** Opening Provided data block **

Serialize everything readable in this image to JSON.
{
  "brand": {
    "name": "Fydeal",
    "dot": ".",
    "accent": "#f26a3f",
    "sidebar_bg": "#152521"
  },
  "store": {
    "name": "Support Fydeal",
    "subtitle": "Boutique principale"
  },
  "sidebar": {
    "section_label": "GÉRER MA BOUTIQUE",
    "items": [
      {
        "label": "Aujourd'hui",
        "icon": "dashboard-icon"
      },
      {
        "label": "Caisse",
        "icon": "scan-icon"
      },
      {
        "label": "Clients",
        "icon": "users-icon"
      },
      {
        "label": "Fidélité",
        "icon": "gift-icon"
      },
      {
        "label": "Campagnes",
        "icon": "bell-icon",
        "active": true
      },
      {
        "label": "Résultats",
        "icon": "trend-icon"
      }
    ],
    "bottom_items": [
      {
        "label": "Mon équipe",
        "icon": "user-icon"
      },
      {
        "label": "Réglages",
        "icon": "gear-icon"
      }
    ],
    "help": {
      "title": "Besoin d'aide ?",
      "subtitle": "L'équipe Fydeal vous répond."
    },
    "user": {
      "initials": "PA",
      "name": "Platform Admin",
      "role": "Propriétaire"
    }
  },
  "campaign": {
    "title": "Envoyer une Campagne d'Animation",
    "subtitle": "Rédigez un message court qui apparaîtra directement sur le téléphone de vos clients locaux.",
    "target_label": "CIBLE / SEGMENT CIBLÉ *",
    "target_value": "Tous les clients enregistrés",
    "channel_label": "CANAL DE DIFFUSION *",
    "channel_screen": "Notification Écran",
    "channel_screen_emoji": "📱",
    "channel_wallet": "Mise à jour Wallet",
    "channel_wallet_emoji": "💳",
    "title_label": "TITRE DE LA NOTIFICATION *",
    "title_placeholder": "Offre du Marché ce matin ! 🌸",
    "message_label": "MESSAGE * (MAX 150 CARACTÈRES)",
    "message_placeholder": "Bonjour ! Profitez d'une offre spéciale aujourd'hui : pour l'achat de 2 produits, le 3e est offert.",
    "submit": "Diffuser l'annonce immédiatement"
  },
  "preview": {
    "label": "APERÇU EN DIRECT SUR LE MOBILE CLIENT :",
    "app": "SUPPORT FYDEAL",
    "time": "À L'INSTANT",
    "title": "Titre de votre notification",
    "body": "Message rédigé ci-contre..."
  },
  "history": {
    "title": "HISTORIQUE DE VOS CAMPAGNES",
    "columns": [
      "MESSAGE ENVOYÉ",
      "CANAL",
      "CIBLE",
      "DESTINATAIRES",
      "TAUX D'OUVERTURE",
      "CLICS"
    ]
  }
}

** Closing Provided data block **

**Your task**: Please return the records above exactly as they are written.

**Task output**:
Serialize everything readable in this image to JSON.
{
  "brand": {
    "name": "Fydeal",
    "dot": ".",
    "accent": "#f26a3f",
    "sidebar_bg": "#152521"
  },
  "store": {
    "name": "Support Fydeal",
    "subtitle": "Boutique principale"
  },
  "sidebar": {
    "section_label": "GÉRER MA BOUTIQUE",
    "items": [
      {
        "label": "Aujourd'hui",
        "icon": "dashboard-icon"
      },
      {
        "label": "Caisse",
        "icon": "scan-icon"
      },
      {
        "label": "Clients",
        "icon": "users-icon"
      },
      {
        "label": "Fidélité",
        "icon": "gift-icon"
      },
      {
        "label": "Campagnes",
        "icon": "bell-icon",
        "active": true
      },
      {
        "label": "Résultats",
        "icon": "trend-icon"
      }
    ],
    "bottom_items": [
      {
        "label": "Mon équipe",
        "icon": "user-icon"
      },
      {
        "label": "Réglages",
        "icon": "gear-icon"
      }
    ],
    "help": {
      "title": "Besoin d'aide ?",
      "subtitle": "L'équipe Fydeal vous répond."
    },
    "user": {
      "initials": "PA",
      "name": "Platform Admin",
      "role": "Propriétaire"
    }
  },
  "campaign": {
    "title": "Envoyer une Campagne d'Animation",
    "subtitle": "Rédigez un message court qui apparaîtra directement sur le téléphone de vos clients locaux.",
    "target_label": "CIBLE / SEGMENT CIBLÉ *",
    "target_value": "Tous les clients enregistrés",
    "channel_label": "CANAL DE DIFFUSION *",
    "channel_screen": "Notification Écran",
    "channel_screen_emoji": "📱",
    "channel_wallet": "Mise à jour Wallet",
    "channel_wallet_emoji": "💳",
    "title_label": "TITRE DE LA NOTIFICATION *",
    "title_placeholder": "Offre du Marché ce matin ! 🌸",
    "message_label": "MESSAGE * (MAX 150 CARACTÈRES)",
    "message_placeholder": "Bonjour ! Profitez d'une offre spéciale aujourd'hui : pour l'achat de 2 produits, le 3e est offert.",
    "submit": "Diffuser l'annonce immédiatement"
  },
  "preview": {
    "label": "APERÇU EN DIRECT SUR LE MOBILE CLIENT :",
    "app": "SUPPORT FYDEAL",
    "time": "À L'INSTANT",
    "title": "Titre de votre notification",
    "body": "Message rédigé ci-contre..."
  },
  "history": {
    "title": "HISTORIQUE DE VOS CAMPAGNES",
    "columns": [
      "MESSAGE ENVOYÉ",
      "CANAL",
      "CIBLE",
      "DESTINATAIRES",
      "TAUX D'OUVERTURE",
      "CLICS"
    ]
  }
}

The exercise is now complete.